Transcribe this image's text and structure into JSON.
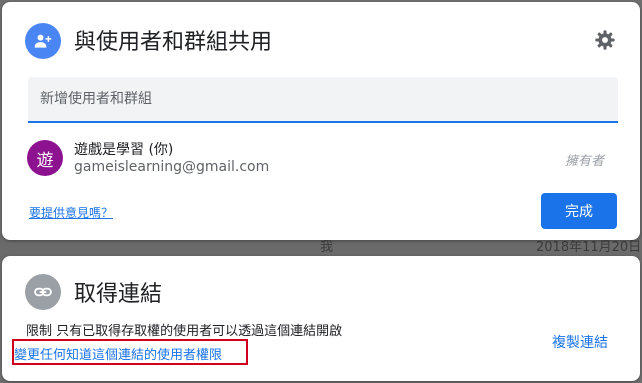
{
  "background": {
    "ghost_left": "我",
    "ghost_right": "2018年11月20日"
  },
  "share": {
    "title": "與使用者和群組共用",
    "icon": "person-add-icon",
    "settings_icon": "gear-icon",
    "input_placeholder": "新增使用者和群組",
    "input_value": "",
    "user": {
      "avatar_letter": "遊",
      "name": "遊戲是學習 (你)",
      "email": "gameislearning@gmail.com",
      "role": "擁有者"
    },
    "feedback_label": "要提供意見嗎？",
    "done_label": "完成"
  },
  "link": {
    "title": "取得連結",
    "icon": "link-icon",
    "description": "限制 只有已取得存取權的使用者可以透過這個連結開啟",
    "change_label": "變更任何知道這個連結的使用者權限",
    "copy_label": "複製連結"
  },
  "colors": {
    "accent": "#1a73e8",
    "share_icon_bg": "#4a85f4",
    "avatar_bg": "#8d128f",
    "link_icon_bg": "#9aa0a6",
    "highlight_border": "#d0021b"
  }
}
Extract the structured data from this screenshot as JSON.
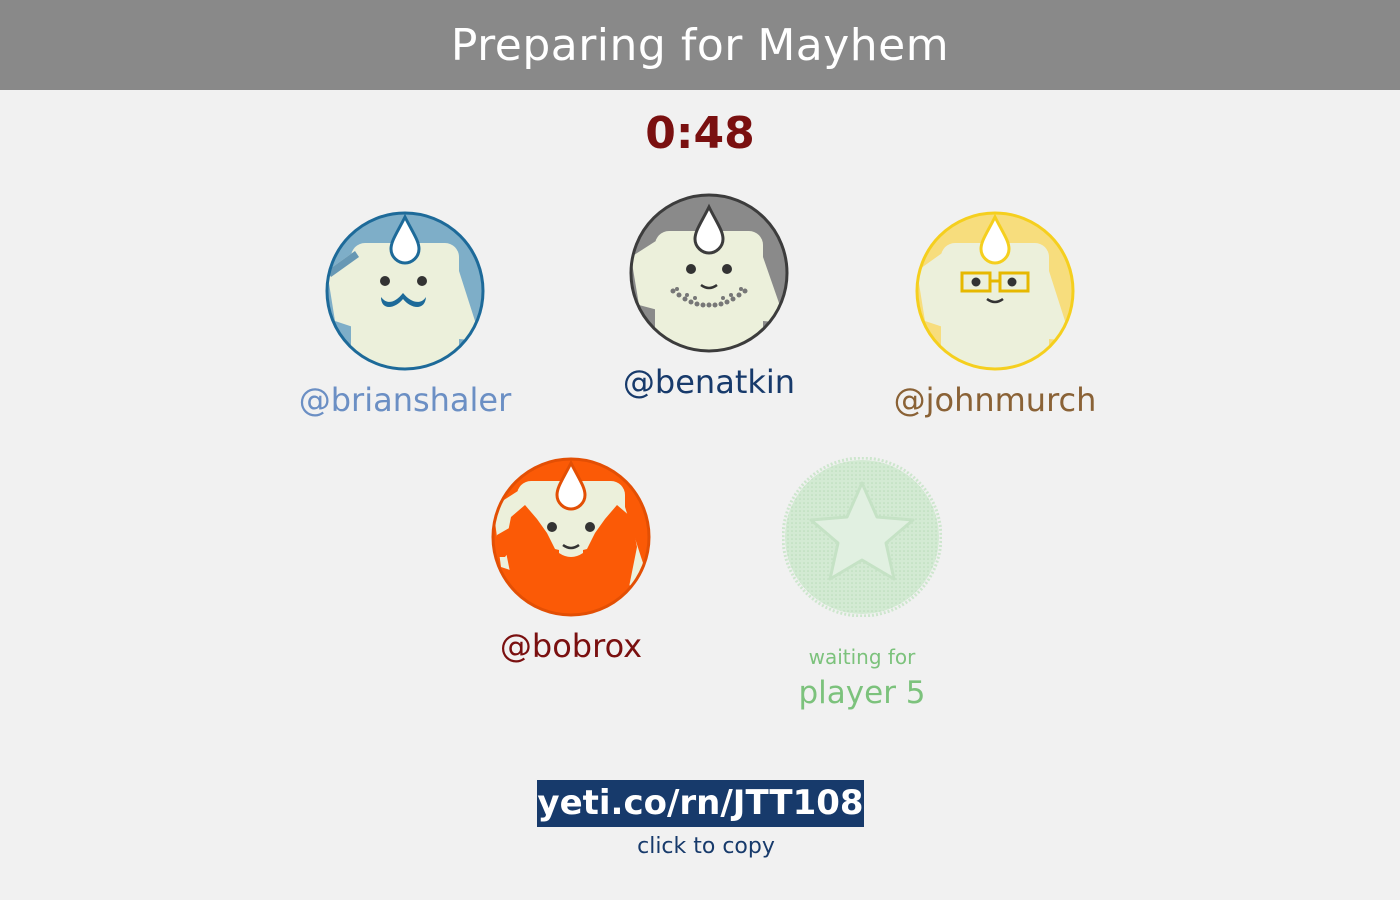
{
  "header": {
    "title": "Preparing for Mayhem"
  },
  "timer": {
    "value": "0:48"
  },
  "players": [
    {
      "handle": "@brianshaler",
      "color": "#6b8fc4",
      "bg": "#7eaec8",
      "ring": "#1d6a99",
      "facial": "mustache"
    },
    {
      "handle": "@benatkin",
      "color": "#173a6b",
      "bg": "#8a8a8a",
      "ring": "#3c3c3c",
      "facial": "stubble"
    },
    {
      "handle": "@johnmurch",
      "color": "#8a6236",
      "bg": "#f7dd7d",
      "ring": "#f5cf1e",
      "facial": "glasses"
    },
    {
      "handle": "@bobrox",
      "color": "#7a1010",
      "bg": "#fb5a06",
      "ring": "#e34f04",
      "facial": "beard"
    }
  ],
  "waiting": {
    "line1": "waiting for",
    "line2": "player 5",
    "color": "#7cc27c",
    "icon": "star-badge-icon"
  },
  "room": {
    "link": "yeti.co/rn/JTT108",
    "hint": "click to copy"
  }
}
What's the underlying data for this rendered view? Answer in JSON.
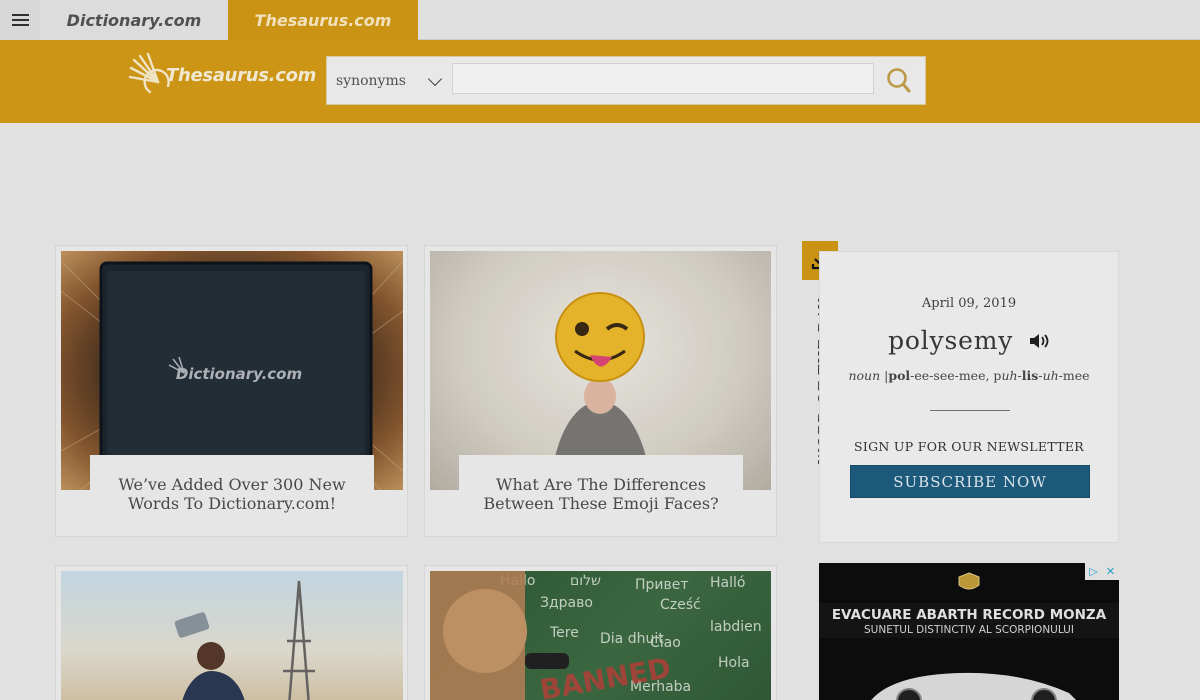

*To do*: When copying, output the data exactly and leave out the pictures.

*Output for this task*:
Transcribe this image's text and structure into JSON.
{
  "background": {
    "ghost_left": "我",
    "ghost_right": "2018年11月20日"
  },
  "share": {
    "title": "與使用者和群組共用",
    "icon": "person-add-icon",
    "settings_icon": "gear-icon",
    "input_placeholder": "新增使用者和群組",
    "input_value": "",
    "user": {
      "avatar_letter": "遊",
      "name": "遊戲是學習 (你)",
      "email": "gameislearning@gmail.com",
      "role": "擁有者"
    },
    "feedback_label": "要提供意見嗎？",
    "done_label": "完成"
  },
  "link": {
    "title": "取得連結",
    "icon": "link-icon",
    "description": "限制 只有已取得存取權的使用者可以透過這個連結開啟",
    "change_label": "變更任何知道這個連結的使用者權限",
    "copy_label": "複製連結"
  },
  "colors": {
    "accent": "#1a73e8",
    "share_icon_bg": "#4a85f4",
    "avatar_bg": "#8d128f",
    "link_icon_bg": "#9aa0a6",
    "highlight_border": "#d0021b"
  }
}
Extract the structured data from this screenshot as JSON.
{
  "header": {
    "title": "Preparing for Mayhem"
  },
  "timer": {
    "value": "0:48"
  },
  "players": [
    {
      "handle": "@brianshaler",
      "color": "#6b8fc4",
      "bg": "#7eaec8",
      "ring": "#1d6a99",
      "facial": "mustache"
    },
    {
      "handle": "@benatkin",
      "color": "#173a6b",
      "bg": "#8a8a8a",
      "ring": "#3c3c3c",
      "facial": "stubble"
    },
    {
      "handle": "@johnmurch",
      "color": "#8a6236",
      "bg": "#f7dd7d",
      "ring": "#f5cf1e",
      "facial": "glasses"
    },
    {
      "handle": "@bobrox",
      "color": "#7a1010",
      "bg": "#fb5a06",
      "ring": "#e34f04",
      "facial": "beard"
    }
  ],
  "waiting": {
    "line1": "waiting for",
    "line2": "player 5",
    "color": "#7cc27c",
    "icon": "star-badge-icon"
  },
  "room": {
    "link": "yeti.co/rn/JTT108",
    "hint": "click to copy"
  }
}
What's the underlying data for this rendered view? Answer in JSON.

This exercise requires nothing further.